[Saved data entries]
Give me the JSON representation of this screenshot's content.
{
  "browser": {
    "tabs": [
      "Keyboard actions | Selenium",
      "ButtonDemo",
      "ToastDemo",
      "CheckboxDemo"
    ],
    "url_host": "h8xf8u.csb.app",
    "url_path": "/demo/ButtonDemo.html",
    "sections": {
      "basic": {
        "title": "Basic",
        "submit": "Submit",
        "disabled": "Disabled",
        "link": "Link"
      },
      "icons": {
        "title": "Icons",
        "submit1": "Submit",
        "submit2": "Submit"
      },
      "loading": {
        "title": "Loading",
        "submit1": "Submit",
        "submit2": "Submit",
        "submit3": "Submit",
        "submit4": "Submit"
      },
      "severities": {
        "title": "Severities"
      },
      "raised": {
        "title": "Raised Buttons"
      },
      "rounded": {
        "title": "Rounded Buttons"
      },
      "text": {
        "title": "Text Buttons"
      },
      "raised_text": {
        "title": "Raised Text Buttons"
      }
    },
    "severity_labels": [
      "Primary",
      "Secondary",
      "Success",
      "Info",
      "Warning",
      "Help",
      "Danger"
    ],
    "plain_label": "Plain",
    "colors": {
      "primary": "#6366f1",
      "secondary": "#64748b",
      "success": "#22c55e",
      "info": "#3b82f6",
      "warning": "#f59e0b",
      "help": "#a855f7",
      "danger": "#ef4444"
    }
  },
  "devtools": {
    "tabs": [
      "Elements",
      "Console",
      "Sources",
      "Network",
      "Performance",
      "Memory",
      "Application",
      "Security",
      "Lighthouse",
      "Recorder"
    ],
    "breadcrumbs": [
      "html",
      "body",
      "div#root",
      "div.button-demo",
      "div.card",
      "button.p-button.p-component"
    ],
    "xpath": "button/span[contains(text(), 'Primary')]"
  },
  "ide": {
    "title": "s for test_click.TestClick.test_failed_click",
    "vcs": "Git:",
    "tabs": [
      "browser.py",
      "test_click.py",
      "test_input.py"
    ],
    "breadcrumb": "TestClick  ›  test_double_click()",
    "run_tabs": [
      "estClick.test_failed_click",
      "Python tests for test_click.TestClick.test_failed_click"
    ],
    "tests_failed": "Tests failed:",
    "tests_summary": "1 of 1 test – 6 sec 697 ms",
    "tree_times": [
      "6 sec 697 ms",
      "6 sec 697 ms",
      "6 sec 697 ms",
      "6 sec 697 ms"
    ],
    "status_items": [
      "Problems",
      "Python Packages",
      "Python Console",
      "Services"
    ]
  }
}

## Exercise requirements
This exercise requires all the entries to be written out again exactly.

## Written solution
Give me the JSON representation of this screenshot's content.
{
  "browser": {
    "tabs": [
      "Keyboard actions | Selenium",
      "ButtonDemo",
      "ToastDemo",
      "CheckboxDemo"
    ],
    "url_host": "h8xf8u.csb.app",
    "url_path": "/demo/ButtonDemo.html",
    "sections": {
      "basic": {
        "title": "Basic",
        "submit": "Submit",
        "disabled": "Disabled",
        "link": "Link"
      },
      "icons": {
        "title": "Icons",
        "submit1": "Submit",
        "submit2": "Submit"
      },
      "loading": {
        "title": "Loading",
        "submit1": "Submit",
        "submit2": "Submit",
        "submit3": "Submit",
        "submit4": "Submit"
      },
      "severities": {
        "title": "Severities"
      },
      "raised": {
        "title": "Raised Buttons"
      },
      "rounded": {
        "title": "Rounded Buttons"
      },
      "text": {
        "title": "Text Buttons"
      },
      "raised_text": {
        "title": "Raised Text Buttons"
      }
    },
    "severity_labels": [
      "Primary",
      "Secondary",
      "Success",
      "Info",
      "Warning",
      "Help",
      "Danger"
    ],
    "plain_label": "Plain",
    "colors": {
      "primary": "#6366f1",
      "secondary": "#64748b",
      "success": "#22c55e",
      "info": "#3b82f6",
      "warning": "#f59e0b",
      "help": "#a855f7",
      "danger": "#ef4444"
    }
  },
  "devtools": {
    "tabs": [
      "Elements",
      "Console",
      "Sources",
      "Network",
      "Performance",
      "Memory",
      "Application",
      "Security",
      "Lighthouse",
      "Recorder"
    ],
    "breadcrumbs": [
      "html",
      "body",
      "div#root",
      "div.button-demo",
      "div.card",
      "button.p-button.p-component"
    ],
    "xpath": "button/span[contains(text(), 'Primary')]"
  },
  "ide": {
    "title": "s for test_click.TestClick.test_failed_click",
    "vcs": "Git:",
    "tabs": [
      "browser.py",
      "test_click.py",
      "test_input.py"
    ],
    "breadcrumb": "TestClick  ›  test_double_click()",
    "run_tabs": [
      "estClick.test_failed_click",
      "Python tests for test_click.TestClick.test_failed_click"
    ],
    "tests_failed": "Tests failed:",
    "tests_summary": "1 of 1 test – 6 sec 697 ms",
    "tree_times": [
      "6 sec 697 ms",
      "6 sec 697 ms",
      "6 sec 697 ms",
      "6 sec 697 ms"
    ],
    "status_items": [
      "Problems",
      "Python Packages",
      "Python Console",
      "Services"
    ]
  }
}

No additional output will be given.